Author Judith Heumann speaks to MD about disability activism


Josh Shuster, Staff Writer

Abilities and disabilities is a subject that everybody can learn more about, Head of Middle Division (MD) Javaid Khan ‘92 said. Yesterday, the MD welcomed Judith Heumann, disability rights activist and author, to speak via Zoom at their weekly assembly. Internationally recognized as a disability rights leader, Heumann has worked with various nonprofit and government organizations such as the World Bank and State Department to develop legislation that provides more accessibility for disabled children and adults. 

This summer, MD students read Heumann’s new book, “Rolling Warrior: The Incredible, Sometimes Awkward, True Story of a Rebel Girl on Wheels Who Helped Spark a Revolution.” The novel is a young-adult adaptation of Heumann’s memoir, “Being Heumann,” which focused on her journey to achieve equal access for disabled people, MD Librarian Rachael Ricker said. Ricker reached out to Heumann about speaking at the assembly, she said.

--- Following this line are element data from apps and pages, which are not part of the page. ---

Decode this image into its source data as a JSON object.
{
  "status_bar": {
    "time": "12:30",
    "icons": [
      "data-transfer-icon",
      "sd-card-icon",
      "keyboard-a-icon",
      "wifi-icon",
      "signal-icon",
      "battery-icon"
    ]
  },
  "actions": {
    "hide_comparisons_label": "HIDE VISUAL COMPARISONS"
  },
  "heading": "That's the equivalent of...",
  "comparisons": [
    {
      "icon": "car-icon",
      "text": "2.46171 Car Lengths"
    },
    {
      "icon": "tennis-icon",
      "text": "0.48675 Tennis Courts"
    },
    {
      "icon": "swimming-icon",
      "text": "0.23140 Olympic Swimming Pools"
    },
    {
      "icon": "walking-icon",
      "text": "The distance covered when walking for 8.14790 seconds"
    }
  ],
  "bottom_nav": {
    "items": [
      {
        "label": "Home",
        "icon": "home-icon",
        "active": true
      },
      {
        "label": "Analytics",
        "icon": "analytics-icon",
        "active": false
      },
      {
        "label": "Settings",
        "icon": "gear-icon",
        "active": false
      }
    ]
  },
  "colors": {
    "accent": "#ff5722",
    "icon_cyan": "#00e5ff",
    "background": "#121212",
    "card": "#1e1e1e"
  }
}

“Rolling Warrior” was part of the MD’s annual summer reading, where students and faculty are expected to read a book, MD Dean of Faculty Eva Abbamonte said. “We always try to have the author of our ‘community read’ visit us in assembly. Last year, we read ‘They Called Us Enemy,’ and George Takei spoke with us in assembly,” she said. “Heumann is an amazing activist, an amazing person, and a real role-model.”

A committee of faculty volunteers decided the book for the community to read, Khan said. “This year, the committee identified Heumann’s book, ‘Rolling Warrior,’ and the people who read it said it was a great book and an accessible read for everybody.” 

All the students in the MD must read the chosen book each summer, Ricker said. “We think it’s important to have a shared reading experience in the Middle Division,” she said. “We believe that the simple act of reading a book together and discussing it as a group helps to build community.” Ricker hopes students will get to understand and empathize with Heumann’s experiences after they read her book.

After reading Heumann’s book, Anusha Goel (7) was shocked by the number of times Heumann had to fight for her rights as a disabled person, she said. “She had to push for something she should naturally have as a human being, like accessibility and getting into buildings.” Goel was inspired by Heumann’s resilience in her fight for disabled rights, she said. “Even though it can be hard to constantly keep pushing when you’re repeatedly told to back down, I thought it was really amazing how she is still fighting to this day,” Goel said.

Spanish teacher Dr. Rhashida Hilliard also admired Heumann’s resilience in her activism, she said. Heumann mentioned that sometimes politicians might seem like they are on your side, but then do not promote any meaningful change, Hilliard said. “I just liked the idea of [Heumann] continuing to stay the course, even if people try to sway or convince [her] they are on [her] side but then keep stalling.” Hilliard was impressed that Heumann continues to fight for disabled rights, she said.

Heumann no longer speaks at in-person presentations, so she visited the MD via Zoom, Abbamonte said. “It’s always compelling to hear a person’s story in their own words,” she said. Although she read “Rolling Warrior” and watched Heumann’s interview in the documentary, “Crip Camp,” seeing Heumann speak in-person was more meaningful, Abbamonte said.

For Isabel Mavrides-Calderón (12), meeting Heumann was “a dream come true,” she said. “I’ve been obsessed with [Heumann] since I was eleven years old. She is my idol because I know that so many of the rights I have and many other people have are because of her.” Mavrides-Calderón follows Heumann’s path in her activism for disabled rights, she said.

Ricker recalled a touching moment in the book when Heumann could not receive an award because there was no way for her to get onto the stage in her wheelchair. “In [Heumann’s] story, she relays the humiliation and frustration when she realizes that the stage is only accessible by stairs and her father has to lift her wheelchair onto the stage so that she can accept her award,” Ricker said. In her book, Heumann considered small and big ways that the world is set up for able bodied people and what it feels like to navigate this world in a wheelchair, Ricker said. “I was struck by the honest and authentic way that the author related her experience as a disabled young person.”

At the assembly, Mavrides-Calderón asked Heumann if she thought the Americans with Disabilities Act (ADA) was in danger, she said. Heumann answered that the ADA was in danger, and explained what young activists needed to do to protect the legislation. “That really empowered me to continue to fight,” she said. “Hearing her answer my question and explain the next steps really gave me momentum.”